He will also underscore the resignations in disgrace of top Democrats like former Gov. Eliot L. Spitzer and former Comptroller Alan G. Hevesi in the last decade (though probably not that of Dean G. Skelos, the former Republican majority leader of the Senate), and say it’s time for a change.
“That just shows something is basically wrong in this state with Democrats,” Cox said. “The corruption of Schneiderman simply carries that one step further.”
Schneiderman’s resignation, meanwhile, has touched off a stampede of potential successors, especially on the Democratic side where as many as 10 people have expressed interest in a powerful post from which two recent occupants became governor.
Letitia “Tish” James, who holds the second highest post in New York City government as public advocate, is emerging as one of the most talked about contenders. As a black woman with significant name recognition especially in vote-rich New York City, she is gaining more and more backing – including from Council Speaker Corey Johnson on Monday.
But other big names are entering the mix, including former Manhattan U.S. Attorney Preet Bharara, who has been hinting at an independent run but remains a Democrat who could compete in the primary. Over the weekend he snared the Reform Party endorsement (as did Molinaro for governor).
Another prominent competitor is Leecia R. Eve, the Buffalo native and Harlem resident who has held top staff positions in the U.S. Senate and state government, who also maintains considerable contacts throughout the party, some dating to those established by her father – former Deputy Assembly Speaker Arthur O. Eve. She is now expected to compete for the nomination at the convention.
"She is going to the convention and will make her case for the 25 percent," said a source close to the campaign.
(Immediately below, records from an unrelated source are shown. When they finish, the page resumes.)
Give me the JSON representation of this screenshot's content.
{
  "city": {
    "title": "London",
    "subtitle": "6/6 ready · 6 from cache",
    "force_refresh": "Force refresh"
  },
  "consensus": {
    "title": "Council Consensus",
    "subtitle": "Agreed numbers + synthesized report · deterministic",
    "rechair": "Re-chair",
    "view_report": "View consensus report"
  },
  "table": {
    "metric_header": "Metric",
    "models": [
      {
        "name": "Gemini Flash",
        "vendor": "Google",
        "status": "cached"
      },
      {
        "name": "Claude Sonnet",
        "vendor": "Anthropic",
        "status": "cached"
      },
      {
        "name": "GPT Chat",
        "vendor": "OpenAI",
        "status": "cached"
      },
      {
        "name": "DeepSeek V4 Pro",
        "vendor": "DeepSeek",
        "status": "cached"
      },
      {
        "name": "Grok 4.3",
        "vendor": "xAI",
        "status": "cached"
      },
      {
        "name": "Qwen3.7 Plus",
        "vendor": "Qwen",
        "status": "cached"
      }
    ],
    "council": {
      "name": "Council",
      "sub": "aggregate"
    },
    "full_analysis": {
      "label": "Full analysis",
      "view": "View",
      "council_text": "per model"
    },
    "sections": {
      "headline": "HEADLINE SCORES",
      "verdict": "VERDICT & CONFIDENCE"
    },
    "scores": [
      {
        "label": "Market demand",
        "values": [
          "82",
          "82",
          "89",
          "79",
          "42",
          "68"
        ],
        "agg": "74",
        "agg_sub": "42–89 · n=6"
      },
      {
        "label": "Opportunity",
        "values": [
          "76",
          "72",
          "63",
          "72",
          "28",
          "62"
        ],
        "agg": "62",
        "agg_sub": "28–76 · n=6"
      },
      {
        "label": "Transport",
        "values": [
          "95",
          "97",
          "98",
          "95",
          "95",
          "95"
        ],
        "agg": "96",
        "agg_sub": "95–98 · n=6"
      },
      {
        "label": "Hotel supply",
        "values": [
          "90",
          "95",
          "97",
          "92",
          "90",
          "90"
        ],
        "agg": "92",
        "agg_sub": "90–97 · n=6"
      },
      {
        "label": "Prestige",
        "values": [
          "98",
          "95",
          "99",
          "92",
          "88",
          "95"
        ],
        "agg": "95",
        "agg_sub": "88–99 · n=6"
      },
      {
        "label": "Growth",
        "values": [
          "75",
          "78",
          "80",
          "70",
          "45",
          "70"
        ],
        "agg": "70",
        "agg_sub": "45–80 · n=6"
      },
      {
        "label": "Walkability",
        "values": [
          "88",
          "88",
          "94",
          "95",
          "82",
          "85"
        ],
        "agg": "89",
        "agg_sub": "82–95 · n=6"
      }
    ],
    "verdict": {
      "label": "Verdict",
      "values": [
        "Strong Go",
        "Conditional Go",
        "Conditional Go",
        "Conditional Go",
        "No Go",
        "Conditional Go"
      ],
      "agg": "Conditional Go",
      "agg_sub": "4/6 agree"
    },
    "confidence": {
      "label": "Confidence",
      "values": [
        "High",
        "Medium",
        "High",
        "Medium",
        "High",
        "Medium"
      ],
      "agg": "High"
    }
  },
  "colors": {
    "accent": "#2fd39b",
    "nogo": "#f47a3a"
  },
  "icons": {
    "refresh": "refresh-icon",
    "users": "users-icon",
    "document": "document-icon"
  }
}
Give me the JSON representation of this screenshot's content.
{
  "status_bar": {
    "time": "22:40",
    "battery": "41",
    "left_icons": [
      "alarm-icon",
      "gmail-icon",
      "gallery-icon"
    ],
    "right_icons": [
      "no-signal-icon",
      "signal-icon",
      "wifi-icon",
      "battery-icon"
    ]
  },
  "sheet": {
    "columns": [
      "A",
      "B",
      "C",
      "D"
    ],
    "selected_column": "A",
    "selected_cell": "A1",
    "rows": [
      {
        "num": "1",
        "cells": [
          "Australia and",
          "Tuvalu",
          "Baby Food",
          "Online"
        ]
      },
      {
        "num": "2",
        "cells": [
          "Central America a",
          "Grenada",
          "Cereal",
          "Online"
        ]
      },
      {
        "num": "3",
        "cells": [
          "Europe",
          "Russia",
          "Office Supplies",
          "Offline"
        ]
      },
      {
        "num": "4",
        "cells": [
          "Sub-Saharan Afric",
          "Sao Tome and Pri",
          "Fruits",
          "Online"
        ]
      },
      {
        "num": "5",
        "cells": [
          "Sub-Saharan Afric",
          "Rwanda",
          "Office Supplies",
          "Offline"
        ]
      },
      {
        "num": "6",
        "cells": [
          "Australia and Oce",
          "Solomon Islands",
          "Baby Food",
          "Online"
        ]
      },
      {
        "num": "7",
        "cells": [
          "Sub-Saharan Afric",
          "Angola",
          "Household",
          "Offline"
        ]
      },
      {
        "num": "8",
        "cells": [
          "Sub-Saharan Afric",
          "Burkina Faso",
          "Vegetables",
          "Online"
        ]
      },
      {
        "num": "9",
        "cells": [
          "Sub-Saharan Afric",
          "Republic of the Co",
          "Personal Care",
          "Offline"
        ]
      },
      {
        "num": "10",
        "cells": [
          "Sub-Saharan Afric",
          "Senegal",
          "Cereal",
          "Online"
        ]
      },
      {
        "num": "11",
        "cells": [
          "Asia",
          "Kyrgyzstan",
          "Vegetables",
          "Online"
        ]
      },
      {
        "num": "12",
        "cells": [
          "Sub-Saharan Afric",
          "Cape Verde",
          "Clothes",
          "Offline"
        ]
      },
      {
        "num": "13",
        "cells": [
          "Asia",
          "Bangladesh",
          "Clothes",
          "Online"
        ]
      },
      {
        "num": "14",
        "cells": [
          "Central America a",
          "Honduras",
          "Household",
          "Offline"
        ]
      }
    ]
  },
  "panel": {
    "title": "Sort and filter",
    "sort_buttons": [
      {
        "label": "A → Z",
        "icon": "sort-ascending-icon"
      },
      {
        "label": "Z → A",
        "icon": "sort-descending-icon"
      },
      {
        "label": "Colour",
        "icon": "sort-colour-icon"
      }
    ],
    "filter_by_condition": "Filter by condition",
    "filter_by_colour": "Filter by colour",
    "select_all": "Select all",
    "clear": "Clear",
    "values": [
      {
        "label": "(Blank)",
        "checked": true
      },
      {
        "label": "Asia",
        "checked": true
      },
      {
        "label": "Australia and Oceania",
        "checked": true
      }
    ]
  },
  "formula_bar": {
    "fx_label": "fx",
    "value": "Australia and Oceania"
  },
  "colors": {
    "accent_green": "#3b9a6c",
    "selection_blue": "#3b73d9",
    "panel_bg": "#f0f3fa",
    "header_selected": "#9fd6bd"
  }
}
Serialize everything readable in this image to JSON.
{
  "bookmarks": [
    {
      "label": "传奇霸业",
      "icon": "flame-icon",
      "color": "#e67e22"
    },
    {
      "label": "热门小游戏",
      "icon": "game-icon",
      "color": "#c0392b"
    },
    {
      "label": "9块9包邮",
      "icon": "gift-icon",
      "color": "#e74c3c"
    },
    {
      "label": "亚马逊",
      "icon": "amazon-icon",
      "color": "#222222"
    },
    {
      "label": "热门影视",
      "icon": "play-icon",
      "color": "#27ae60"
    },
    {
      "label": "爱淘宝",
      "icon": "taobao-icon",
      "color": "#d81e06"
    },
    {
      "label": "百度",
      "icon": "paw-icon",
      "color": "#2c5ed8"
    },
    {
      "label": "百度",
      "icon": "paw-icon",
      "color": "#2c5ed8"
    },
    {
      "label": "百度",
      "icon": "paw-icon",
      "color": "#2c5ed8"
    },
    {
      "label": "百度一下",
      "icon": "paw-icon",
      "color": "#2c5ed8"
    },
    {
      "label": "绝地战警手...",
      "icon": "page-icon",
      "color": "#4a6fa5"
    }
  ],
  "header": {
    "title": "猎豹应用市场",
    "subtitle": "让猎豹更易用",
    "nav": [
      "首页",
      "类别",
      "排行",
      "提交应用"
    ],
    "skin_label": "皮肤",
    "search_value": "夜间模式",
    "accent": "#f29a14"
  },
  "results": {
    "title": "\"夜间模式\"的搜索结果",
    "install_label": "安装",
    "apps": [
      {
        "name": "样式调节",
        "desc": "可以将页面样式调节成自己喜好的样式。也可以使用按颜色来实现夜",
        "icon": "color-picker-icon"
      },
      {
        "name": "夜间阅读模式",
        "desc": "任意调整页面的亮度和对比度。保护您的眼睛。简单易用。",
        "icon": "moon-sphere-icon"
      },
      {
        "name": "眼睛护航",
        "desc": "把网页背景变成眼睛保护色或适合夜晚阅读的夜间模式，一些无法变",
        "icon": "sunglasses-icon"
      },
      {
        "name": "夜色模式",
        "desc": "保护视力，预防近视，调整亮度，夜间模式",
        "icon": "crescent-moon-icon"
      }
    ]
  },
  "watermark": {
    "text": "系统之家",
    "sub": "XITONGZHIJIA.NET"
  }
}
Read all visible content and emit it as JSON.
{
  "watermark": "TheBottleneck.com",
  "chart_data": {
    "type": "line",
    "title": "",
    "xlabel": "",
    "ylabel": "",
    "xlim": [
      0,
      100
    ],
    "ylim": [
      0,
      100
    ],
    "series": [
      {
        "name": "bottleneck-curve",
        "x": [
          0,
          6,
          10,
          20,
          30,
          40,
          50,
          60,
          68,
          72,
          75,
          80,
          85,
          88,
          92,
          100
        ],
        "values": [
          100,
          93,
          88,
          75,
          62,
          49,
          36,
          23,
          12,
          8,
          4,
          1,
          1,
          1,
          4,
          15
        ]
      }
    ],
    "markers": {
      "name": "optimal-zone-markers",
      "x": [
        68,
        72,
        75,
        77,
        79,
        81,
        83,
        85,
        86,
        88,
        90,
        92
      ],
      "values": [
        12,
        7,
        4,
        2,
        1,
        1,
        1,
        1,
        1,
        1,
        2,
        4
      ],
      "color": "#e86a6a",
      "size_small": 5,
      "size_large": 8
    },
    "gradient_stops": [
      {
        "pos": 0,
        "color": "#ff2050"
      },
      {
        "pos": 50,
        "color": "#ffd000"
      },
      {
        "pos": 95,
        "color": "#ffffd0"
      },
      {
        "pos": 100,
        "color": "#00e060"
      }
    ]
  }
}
Others include state Sen. Michael Gianaris of Queens, Rep. Kathleen Rice of Nassau County (who finished second in the 2010 Democratic primary for attorney general), 2014 gubernatorial primary candidate Zephyr Teachout and Alphonso David, counsel to the governor.
On the Republican side, Cox said Buffalo native and Manhattan attorney Keith Wofford is also gaining strong consideration. Cox considered John P. Cahill to be the front runner until he announced Monday evening that he wouldn't be seeking the nomination. Cahill is the former state Department of Environmental Conservation commissioner and a close associate of former Gov. George E. Pataki who was the GOP candidate for attorney general in 2014.
Of all the candidates seeking nominations this week, Democratic incumbent Thomas P. DiNapoli looms as the only shoo-in as he seeks a third term as comptroller. No Democrat is challenging him.
A registered Democrat, however, is seeking the GOP nod. Jonathan Trichter, a financial analyst and close associate of 2010 Republican comptroller candidate Harry Wilson, is making a strong pitch.
But some influential chairmen like Thomas V. Dadey Jr. of Onondaga County are questioning why the party would turn to a Democrat. That could open the door for former Erie County Executive Joel A. Giambra, who failed in his bids to gain the GOP and Reform nominations for governor, and is now expressing interest in comptroller. He is stressing his nine years as Buffalo comptroller and seeks to use the post as a “bully pulpit” for his regionalism ideas.
But Giambra faces major opposition from state Conservative Chairman Michael R. Long, which looms as significant since no Republican has won statewide office without Conservative support since 1974.
Molinaro, meanwhile, has turned to Killian as his running mate. She is the former Rye deputy mayor and a two-time candidate for State Senate in Westchester County.
Last week Cuomo offered his unequivocal support for Hochul as his candidate for a second term as lieutenant governor. But she is still expecting a primary challenge from New York City Councilman Jumaane Williams of Brooklyn, who has also not said whether he will seek the convention’s nomination.